Ravi Sheth (left) and Harris Wang, PhD
Dr. Harris Wang , PhD, and systems biology graduate student, Ravi Sheth , have been awarded a new grant from the Bill and Melinda Gates Foundation to help advance a global health project aimed at reducing childhood mortality in sub-Saharan Africa. The project incorporates Dr. Wang’s innovative microbiome research techniques and applies them to study the antibiotic, Azithromycin, towards understanding its role as an intervention for improving childhood survival rates in rural low-income, low-resource settings.
The study supported by the Gates grant expands on breakthrough research conducted in the MORDOR study , a cluster-randomized trial in which communities in Malawi, Niger and Tanzania were assigned to four twice-yearly mass distributions of either oral Azithromycin or placebo. Children, as young as 12 months of age, participated, and results indicated that the all-cause mortality rate was significantly lower for communities receiving the antibiotic versus placebo.

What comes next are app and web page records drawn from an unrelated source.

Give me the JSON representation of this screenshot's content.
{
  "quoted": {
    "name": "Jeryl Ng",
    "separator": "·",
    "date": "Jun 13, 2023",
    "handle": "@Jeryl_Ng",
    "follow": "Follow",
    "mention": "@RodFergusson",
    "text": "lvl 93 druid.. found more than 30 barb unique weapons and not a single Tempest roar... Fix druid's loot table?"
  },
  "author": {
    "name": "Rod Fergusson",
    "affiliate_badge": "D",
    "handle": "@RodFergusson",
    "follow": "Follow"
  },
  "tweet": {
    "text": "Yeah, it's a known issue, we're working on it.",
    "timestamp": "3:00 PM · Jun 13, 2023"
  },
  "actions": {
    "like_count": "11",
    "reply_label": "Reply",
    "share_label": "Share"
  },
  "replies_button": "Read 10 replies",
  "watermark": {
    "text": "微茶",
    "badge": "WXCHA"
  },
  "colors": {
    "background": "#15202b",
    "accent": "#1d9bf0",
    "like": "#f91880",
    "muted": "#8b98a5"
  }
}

“This is an extremely exciting and, in many ways, very surprising result for such an underserved population,” says Sheth, who is a fourth-year PhD student in the systems biology track at Columbia University Irving Medical Center (CUIMC) . “Now it is crucial to understand how Azithromycin is acting to increase survival in such a profound way – to aid scale-up of the intervention and to help optimize the treatment regime and minimize any unintended consequences.”

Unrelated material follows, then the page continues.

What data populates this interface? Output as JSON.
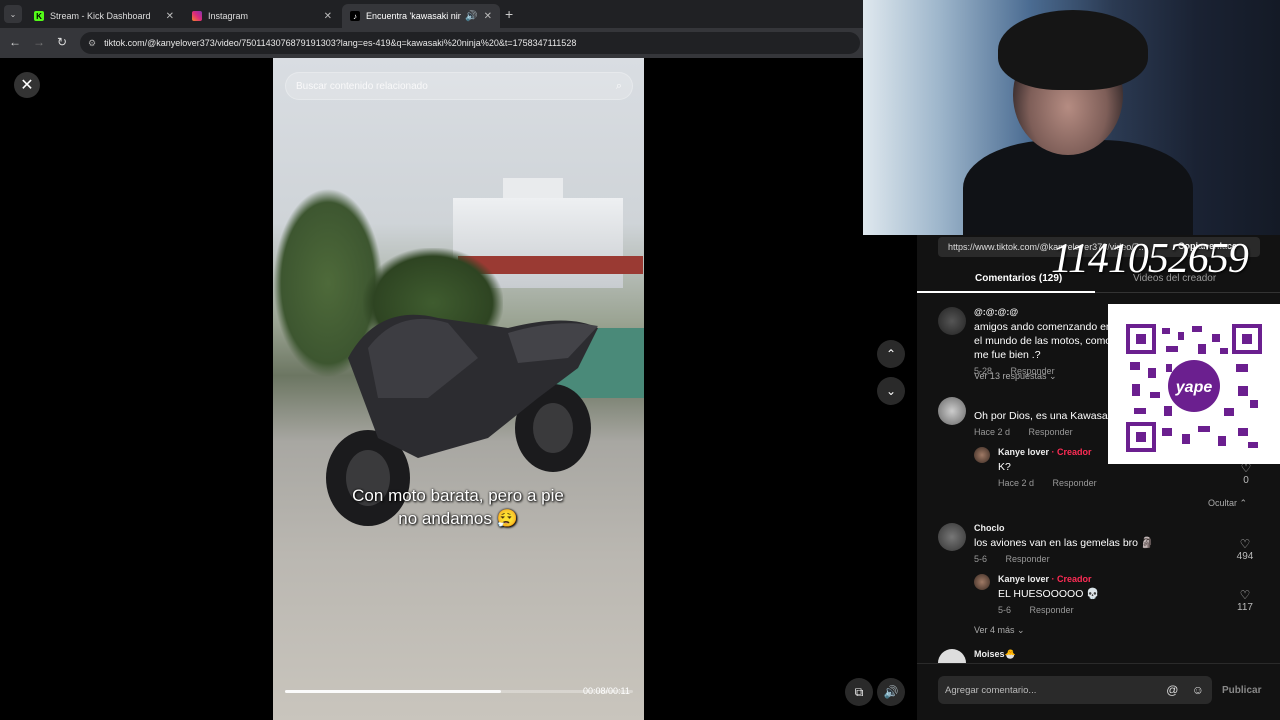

The researchers will focus on developing a mechanistic understanding of how Azithromycin reshapes the gut microbiome, and how this altered microbiome state affects the host. The effect of the antibiotic will be studied over space and time to understand the perturbation to the gut ecosystem and resulting community re-configuration and re-assembly, and this information will be utilized to predict and test optimal dosing strategies.